Included in the five agriculture stories to read this week is a reminder to pay attention to pesticide labels, particularly if planting cover crops. There's new research regarding demand for genetically modified seed, and a recap of the choices to make regarding upcoming farm bill options. Hear from Xpert Ed Usset about market price triggers, and check out a great Buzzfeed list about the top 10 things farmers are tired of hearing.
This month in particular, let's all be #thankful4ag. In doing so, go to thankful4ag.com, a cool website set up by Bayer CropScience. There, you can create a virtual holiday meal, learn some neat agriculture facts, and, the best part, help donate meals to those in need....More
Low corn and soybean prices and an expected increase in interest rates may put an end to farmland value increases, says Michael Langemeier, associate director of the Center for Commercial Agriculture, Purdue University. He says, however, that any decline will be slight and spread over more than a year....More
The grain industry is taking a body blow punch as prices have moderated over the year. If the lower prices continue into 2015 and beyond, there will be a “punch in the mouth” which will disrupt many producers’ strategic planning in the middle and later parts of the decade. A certain set of producers will still be profitable in the economic moderation. Let’s examine some of their characteristics....More
Five agriculture stories to read this week offer advice for watching your bottom line during this time of lower commodity prices. There are tips for winterizing your sprayer, as well as tips for successful weed control. Also read about the impact of low gas prices on the ethanol market.
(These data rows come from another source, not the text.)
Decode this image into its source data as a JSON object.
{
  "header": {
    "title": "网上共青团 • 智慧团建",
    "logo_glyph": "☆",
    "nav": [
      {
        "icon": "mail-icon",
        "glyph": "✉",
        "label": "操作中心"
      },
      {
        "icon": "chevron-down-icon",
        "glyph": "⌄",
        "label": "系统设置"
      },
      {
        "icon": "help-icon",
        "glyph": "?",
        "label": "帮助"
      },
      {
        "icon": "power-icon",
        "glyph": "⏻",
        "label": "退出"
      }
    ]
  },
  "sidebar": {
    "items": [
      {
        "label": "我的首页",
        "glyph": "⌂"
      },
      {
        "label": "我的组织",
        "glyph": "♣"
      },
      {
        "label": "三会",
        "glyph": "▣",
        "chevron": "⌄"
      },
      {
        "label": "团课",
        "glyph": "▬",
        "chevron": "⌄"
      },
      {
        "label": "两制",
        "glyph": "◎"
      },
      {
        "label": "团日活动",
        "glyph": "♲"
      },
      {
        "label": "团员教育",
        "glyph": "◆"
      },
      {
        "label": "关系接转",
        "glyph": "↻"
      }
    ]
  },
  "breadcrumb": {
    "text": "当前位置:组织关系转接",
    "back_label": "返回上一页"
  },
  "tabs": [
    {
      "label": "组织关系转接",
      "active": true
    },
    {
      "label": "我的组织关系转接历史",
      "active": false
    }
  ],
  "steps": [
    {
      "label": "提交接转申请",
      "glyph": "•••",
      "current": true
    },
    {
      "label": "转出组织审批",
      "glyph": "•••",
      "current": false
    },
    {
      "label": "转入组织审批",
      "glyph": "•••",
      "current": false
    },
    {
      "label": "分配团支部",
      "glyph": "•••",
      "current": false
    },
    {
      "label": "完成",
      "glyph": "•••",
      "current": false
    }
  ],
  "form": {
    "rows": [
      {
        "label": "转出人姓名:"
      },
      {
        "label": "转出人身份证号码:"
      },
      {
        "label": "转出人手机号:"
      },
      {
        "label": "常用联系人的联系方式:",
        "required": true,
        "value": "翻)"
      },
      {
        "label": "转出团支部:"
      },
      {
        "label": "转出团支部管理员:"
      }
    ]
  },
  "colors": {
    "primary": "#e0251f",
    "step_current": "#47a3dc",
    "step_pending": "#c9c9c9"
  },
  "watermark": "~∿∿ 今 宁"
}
Finally, for some fun, enjoy the latest Peterson Farm Bros. parody, I'm so Farmer. Those fellas are so clever.
Nearly 6,800 ag professionals, from farmers to scientists, were surveyed about their beliefs regarding climate change, as well as whether it's caused by human activity or nature itself, or a combination of both. Survey results showed that most scientists believed climate change was happening, while about two-thirds of farmers believed it was....More
Yield improvements will be the key to Chinese efforts to continue boosting corn production, according to Dr. Fred Gale, USDA Economic Research senior economist, but yield improvements will not be adequate to meet growing corn demand....More
Forecasting higher-than-normal rainfall several months in advance is still folly. But from a climatological standpoint, odds are that wet springs and summers are more likely in the years ahead than they have been in the not-so-distant past....More
Economic trends from the past five years have had an outsized positive influence on row-crop productivity, says Wells Fargo Ag Economist and Senior VP Michael Swanson. As they fade, “recognize that your economic future is in the hands of the new trends replacing them,” Swanson says.